Work task
Would you retype each record exactly as given?

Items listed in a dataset
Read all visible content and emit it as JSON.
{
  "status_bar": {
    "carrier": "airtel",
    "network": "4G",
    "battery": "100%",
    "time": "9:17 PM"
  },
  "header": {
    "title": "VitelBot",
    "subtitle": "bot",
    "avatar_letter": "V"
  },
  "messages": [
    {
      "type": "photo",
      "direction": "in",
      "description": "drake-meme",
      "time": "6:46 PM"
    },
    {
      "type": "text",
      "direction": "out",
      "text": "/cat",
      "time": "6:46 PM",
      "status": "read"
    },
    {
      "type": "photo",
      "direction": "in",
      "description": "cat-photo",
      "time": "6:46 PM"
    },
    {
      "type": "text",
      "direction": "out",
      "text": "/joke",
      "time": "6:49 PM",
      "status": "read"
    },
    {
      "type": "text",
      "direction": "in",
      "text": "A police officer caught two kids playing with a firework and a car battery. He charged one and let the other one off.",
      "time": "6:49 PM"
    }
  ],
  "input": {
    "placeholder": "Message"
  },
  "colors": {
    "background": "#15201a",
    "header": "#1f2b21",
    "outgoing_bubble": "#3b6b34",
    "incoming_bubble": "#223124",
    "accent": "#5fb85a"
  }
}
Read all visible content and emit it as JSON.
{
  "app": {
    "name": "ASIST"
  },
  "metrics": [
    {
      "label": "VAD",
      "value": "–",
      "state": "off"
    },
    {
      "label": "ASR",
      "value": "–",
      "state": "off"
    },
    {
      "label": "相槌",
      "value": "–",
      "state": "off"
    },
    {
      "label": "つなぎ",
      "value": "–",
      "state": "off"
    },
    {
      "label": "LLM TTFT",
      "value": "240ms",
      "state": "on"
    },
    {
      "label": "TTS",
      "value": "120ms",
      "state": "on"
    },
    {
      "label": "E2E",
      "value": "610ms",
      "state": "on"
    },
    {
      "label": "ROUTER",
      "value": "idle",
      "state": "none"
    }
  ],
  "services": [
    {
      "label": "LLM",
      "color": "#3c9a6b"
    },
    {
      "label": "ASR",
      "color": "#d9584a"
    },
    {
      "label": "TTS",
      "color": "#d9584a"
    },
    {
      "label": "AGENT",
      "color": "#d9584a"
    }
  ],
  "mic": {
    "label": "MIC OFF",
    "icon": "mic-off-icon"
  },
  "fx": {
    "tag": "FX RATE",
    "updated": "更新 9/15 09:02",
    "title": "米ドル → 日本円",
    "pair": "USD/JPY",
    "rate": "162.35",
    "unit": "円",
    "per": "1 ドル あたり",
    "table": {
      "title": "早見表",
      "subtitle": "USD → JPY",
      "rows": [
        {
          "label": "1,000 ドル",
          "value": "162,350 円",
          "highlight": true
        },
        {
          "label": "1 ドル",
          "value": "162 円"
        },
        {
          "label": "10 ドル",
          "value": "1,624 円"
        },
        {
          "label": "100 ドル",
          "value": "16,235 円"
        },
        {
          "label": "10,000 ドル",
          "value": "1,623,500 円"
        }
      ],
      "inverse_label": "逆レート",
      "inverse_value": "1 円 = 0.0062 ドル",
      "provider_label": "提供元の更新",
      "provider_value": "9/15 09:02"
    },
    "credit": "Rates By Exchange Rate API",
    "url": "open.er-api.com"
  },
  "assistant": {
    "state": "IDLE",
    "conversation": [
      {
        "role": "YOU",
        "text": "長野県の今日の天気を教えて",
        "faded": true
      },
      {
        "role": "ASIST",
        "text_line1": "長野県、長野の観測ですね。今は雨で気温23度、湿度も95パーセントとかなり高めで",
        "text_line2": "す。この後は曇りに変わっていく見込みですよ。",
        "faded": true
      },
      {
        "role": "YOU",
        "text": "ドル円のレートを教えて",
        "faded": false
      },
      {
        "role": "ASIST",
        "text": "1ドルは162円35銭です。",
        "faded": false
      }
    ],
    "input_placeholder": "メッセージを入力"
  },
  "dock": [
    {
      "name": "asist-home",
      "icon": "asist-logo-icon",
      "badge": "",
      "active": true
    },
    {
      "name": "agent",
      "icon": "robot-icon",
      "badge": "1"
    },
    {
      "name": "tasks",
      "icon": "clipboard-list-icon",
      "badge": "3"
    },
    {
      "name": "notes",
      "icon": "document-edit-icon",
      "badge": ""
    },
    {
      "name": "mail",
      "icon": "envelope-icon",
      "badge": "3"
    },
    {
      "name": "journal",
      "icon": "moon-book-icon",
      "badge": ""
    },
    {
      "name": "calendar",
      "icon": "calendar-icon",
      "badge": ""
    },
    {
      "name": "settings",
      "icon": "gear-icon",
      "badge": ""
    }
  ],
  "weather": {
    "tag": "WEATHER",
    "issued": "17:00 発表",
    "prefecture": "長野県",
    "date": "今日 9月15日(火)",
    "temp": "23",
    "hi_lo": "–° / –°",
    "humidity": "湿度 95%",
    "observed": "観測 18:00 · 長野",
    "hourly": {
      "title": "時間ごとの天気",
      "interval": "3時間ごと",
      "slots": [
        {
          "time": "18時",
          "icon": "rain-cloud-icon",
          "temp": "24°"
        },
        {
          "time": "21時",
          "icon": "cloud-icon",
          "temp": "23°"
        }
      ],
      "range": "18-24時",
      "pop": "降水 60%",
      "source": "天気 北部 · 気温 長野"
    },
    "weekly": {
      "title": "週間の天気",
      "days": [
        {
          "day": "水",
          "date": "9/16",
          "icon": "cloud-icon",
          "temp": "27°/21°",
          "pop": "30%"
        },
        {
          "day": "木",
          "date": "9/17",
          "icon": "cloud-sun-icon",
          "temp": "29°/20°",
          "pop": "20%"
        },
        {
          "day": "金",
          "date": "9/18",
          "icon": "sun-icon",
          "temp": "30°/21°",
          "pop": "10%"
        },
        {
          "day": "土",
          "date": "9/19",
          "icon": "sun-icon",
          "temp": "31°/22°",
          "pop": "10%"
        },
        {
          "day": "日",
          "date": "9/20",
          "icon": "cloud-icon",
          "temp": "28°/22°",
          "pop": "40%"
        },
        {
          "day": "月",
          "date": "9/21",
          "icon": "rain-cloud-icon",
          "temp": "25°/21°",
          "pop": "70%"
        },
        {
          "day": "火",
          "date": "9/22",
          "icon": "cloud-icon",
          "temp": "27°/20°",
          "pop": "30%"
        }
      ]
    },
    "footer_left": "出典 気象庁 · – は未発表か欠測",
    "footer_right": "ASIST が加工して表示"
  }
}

Answer section
Read all visible content and emit it as JSON.
{
  "status_bar": {
    "carrier": "airtel",
    "network": "4G",
    "battery": "100%",
    "time": "9:17 PM"
  },
  "header": {
    "title": "VitelBot",
    "subtitle": "bot",
    "avatar_letter": "V"
  },
  "messages": [
    {
      "type": "photo",
      "direction": "in",
      "description": "drake-meme",
      "time": "6:46 PM"
    },
    {
      "type": "text",
      "direction": "out",
      "text": "/cat",
      "time": "6:46 PM",
      "status": "read"
    },
    {
      "type": "photo",
      "direction": "in",
      "description": "cat-photo",
      "time": "6:46 PM"
    },
    {
      "type": "text",
      "direction": "out",
      "text": "/joke",
      "time": "6:49 PM",
      "status": "read"
    },
    {
      "type": "text",
      "direction": "in",
      "text": "A police officer caught two kids playing with a firework and a car battery. He charged one and let the other one off.",
      "time": "6:49 PM"
    }
  ],
  "input": {
    "placeholder": "Message"
  },
  "colors": {
    "background": "#15201a",
    "header": "#1f2b21",
    "outgoing_bubble": "#3b6b34",
    "incoming_bubble": "#223124",
    "accent": "#5fb85a"
  }
}
Read all visible content and emit it as JSON.
{
  "app": {
    "name": "ASIST"
  },
  "metrics": [
    {
      "label": "VAD",
      "value": "–",
      "state": "off"
    },
    {
      "label": "ASR",
      "value": "–",
      "state": "off"
    },
    {
      "label": "相槌",
      "value": "–",
      "state": "off"
    },
    {
      "label": "つなぎ",
      "value": "–",
      "state": "off"
    },
    {
      "label": "LLM TTFT",
      "value": "240ms",
      "state": "on"
    },
    {
      "label": "TTS",
      "value": "120ms",
      "state": "on"
    },
    {
      "label": "E2E",
      "value": "610ms",
      "state": "on"
    },
    {
      "label": "ROUTER",
      "value": "idle",
      "state": "none"
    }
  ],
  "services": [
    {
      "label": "LLM",
      "color": "#3c9a6b"
    },
    {
      "label": "ASR",
      "color": "#d9584a"
    },
    {
      "label": "TTS",
      "color": "#d9584a"
    },
    {
      "label": "AGENT",
      "color": "#d9584a"
    }
  ],
  "mic": {
    "label": "MIC OFF",
    "icon": "mic-off-icon"
  },
  "fx": {
    "tag": "FX RATE",
    "updated": "更新 9/15 09:02",
    "title": "米ドル → 日本円",
    "pair": "USD/JPY",
    "rate": "162.35",
    "unit": "円",
    "per": "1 ドル あたり",
    "table": {
      "title": "早見表",
      "subtitle": "USD → JPY",
      "rows": [
        {
          "label": "1,000 ドル",
          "value": "162,350 円",
          "highlight": true
        },
        {
          "label": "1 ドル",
          "value": "162 円"
        },
        {
          "label": "10 ドル",
          "value": "1,624 円"
        },
        {
          "label": "100 ドル",
          "value": "16,235 円"
        },
        {
          "label": "10,000 ドル",
          "value": "1,623,500 円"
        }
      ],
      "inverse_label": "逆レート",
      "inverse_value": "1 円 = 0.0062 ドル",
      "provider_label": "提供元の更新",
      "provider_value": "9/15 09:02"
    },
    "credit": "Rates By Exchange Rate API",
    "url": "open.er-api.com"
  },
  "assistant": {
    "state": "IDLE",
    "conversation": [
      {
        "role": "YOU",
        "text": "長野県の今日の天気を教えて",
        "faded": true
      },
      {
        "role": "ASIST",
        "text_line1": "長野県、長野の観測ですね。今は雨で気温23度、湿度も95パーセントとかなり高めで",
        "text_line2": "す。この後は曇りに変わっていく見込みですよ。",
        "faded": true
      },
      {
        "role": "YOU",
        "text": "ドル円のレートを教えて",
        "faded": false
      },
      {
        "role": "ASIST",
        "text": "1ドルは162円35銭です。",
        "faded": false
      }
    ],
    "input_placeholder": "メッセージを入力"
  },
  "dock": [
    {
      "name": "asist-home",
      "icon": "asist-logo-icon",
      "badge": "",
      "active": true
    },
    {
      "name": "agent",
      "icon": "robot-icon",
      "badge": "1"
    },
    {
      "name": "tasks",
      "icon": "clipboard-list-icon",
      "badge": "3"
    },
    {
      "name": "notes",
      "icon": "document-edit-icon",
      "badge": ""
    },
    {
      "name": "mail",
      "icon": "envelope-icon",
      "badge": "3"
    },
    {
      "name": "journal",
      "icon": "moon-book-icon",
      "badge": ""
    },
    {
      "name": "calendar",
      "icon": "calendar-icon",
      "badge": ""
    },
    {
      "name": "settings",
      "icon": "gear-icon",
      "badge": ""
    }
  ],
  "weather": {
    "tag": "WEATHER",
    "issued": "17:00 発表",
    "prefecture": "長野県",
    "date": "今日 9月15日(火)",
    "temp": "23",
    "hi_lo": "–° / –°",
    "humidity": "湿度 95%",
    "observed": "観測 18:00 · 長野",
    "hourly": {
      "title": "時間ごとの天気",
      "interval": "3時間ごと",
      "slots": [
        {
          "time": "18時",
          "icon": "rain-cloud-icon",
          "temp": "24°"
        },
        {
          "time": "21時",
          "icon": "cloud-icon",
          "temp": "23°"
        }
      ],
      "range": "18-24時",
      "pop": "降水 60%",
      "source": "天気 北部 · 気温 長野"
    },
    "weekly": {
      "title": "週間の天気",
      "days": [
        {
          "day": "水",
          "date": "9/16",
          "icon": "cloud-icon",
          "temp": "27°/21°",
          "pop": "30%"
        },
        {
          "day": "木",
          "date": "9/17",
          "icon": "cloud-sun-icon",
          "temp": "29°/20°",
          "pop": "20%"
        },
        {
          "day": "金",
          "date": "9/18",
          "icon": "sun-icon",
          "temp": "30°/21°",
          "pop": "10%"
        },
        {
          "day": "土",
          "date": "9/19",
          "icon": "sun-icon",
          "temp": "31°/22°",
          "pop": "10%"
        },
        {
          "day": "日",
          "date": "9/20",
          "icon": "cloud-icon",
          "temp": "28°/22°",
          "pop": "40%"
        },
        {
          "day": "月",
          "date": "9/21",
          "icon": "rain-cloud-icon",
          "temp": "25°/21°",
          "pop": "70%"
        },
        {
          "day": "火",
          "date": "9/22",
          "icon": "cloud-icon",
          "temp": "27°/20°",
          "pop": "30%"
        }
      ]
    },
    "footer_left": "出典 気象庁 · – は未発表か欠測",
    "footer_right": "ASIST が加工して表示"
  }
}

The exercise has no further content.